By conventional thinking, bacterial swimming results in negligible flows, and thus diffusion effects dominate over stirring. But Goldstein and colleagues took advantage of the well-known phenomenon of bioconvection in which, in a drop lying on a surface, bacteria are moving cooperatively toward the more oxygenated upper layer. After concentrating in this layer they are subject to gravity and stochastically form downward plumes. Once started, these plumes feed themselves: the incompressibility of water means that falling bacteria draw in more bacteria behind themselves.The researchers discovered a new phenomenon near the corner of the drop, where the fluid meets the supporting solid. Here, the curved drop surface coincides more and more with the direction of gravitational pull, so falling bacteria are channeled along the surface of the drop, driving a circulating vortex. These parcels of liquid thus spend considerable time by the surface, where they pick up hefty doses of oxygen before diving back toward the deoxygenated center of the drop. “It's a little conveyor belt,” says Goldstein. “It's a very efficient mixer.”
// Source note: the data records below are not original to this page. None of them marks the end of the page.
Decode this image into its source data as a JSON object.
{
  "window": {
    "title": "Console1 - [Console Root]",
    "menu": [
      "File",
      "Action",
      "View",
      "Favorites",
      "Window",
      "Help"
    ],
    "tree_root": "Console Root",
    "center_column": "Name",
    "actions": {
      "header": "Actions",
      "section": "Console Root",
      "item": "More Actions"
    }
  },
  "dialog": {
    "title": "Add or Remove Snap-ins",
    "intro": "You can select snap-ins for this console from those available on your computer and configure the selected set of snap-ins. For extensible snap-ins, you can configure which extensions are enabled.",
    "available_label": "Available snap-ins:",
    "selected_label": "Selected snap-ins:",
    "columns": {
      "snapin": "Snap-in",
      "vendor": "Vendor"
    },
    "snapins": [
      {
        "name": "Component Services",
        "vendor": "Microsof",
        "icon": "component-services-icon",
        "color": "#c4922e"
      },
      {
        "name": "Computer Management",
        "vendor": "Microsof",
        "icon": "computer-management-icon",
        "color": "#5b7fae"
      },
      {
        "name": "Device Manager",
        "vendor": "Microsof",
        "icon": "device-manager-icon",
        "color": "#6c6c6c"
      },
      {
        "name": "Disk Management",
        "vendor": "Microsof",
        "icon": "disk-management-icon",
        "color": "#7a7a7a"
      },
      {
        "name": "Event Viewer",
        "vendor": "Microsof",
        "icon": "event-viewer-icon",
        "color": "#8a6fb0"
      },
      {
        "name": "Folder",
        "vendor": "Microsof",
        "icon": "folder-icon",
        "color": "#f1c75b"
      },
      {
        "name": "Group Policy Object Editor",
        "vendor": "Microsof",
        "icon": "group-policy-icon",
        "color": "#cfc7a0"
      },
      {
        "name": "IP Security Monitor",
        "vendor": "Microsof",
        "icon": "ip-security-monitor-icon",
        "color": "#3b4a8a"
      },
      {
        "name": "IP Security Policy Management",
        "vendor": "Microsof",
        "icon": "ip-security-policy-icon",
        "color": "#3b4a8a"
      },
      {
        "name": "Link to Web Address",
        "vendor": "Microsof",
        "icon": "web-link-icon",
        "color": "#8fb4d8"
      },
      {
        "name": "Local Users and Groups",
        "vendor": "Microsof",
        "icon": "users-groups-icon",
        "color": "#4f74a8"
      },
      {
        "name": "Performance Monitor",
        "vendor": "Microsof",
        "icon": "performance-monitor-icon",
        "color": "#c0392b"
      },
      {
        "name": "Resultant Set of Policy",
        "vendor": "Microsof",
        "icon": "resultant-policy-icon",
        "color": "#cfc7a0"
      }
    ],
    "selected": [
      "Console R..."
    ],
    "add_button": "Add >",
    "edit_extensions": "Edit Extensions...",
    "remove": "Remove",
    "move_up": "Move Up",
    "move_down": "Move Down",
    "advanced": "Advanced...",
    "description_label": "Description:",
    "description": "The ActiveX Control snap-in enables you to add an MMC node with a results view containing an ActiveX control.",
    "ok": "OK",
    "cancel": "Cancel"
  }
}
The team visualized the flows both in vitro and in silico, although the oxygen measurements are yet to be made in vitro. The flows would be expected to affect the spreading of other metabolites, including quorum signals that prompt biofilm formation.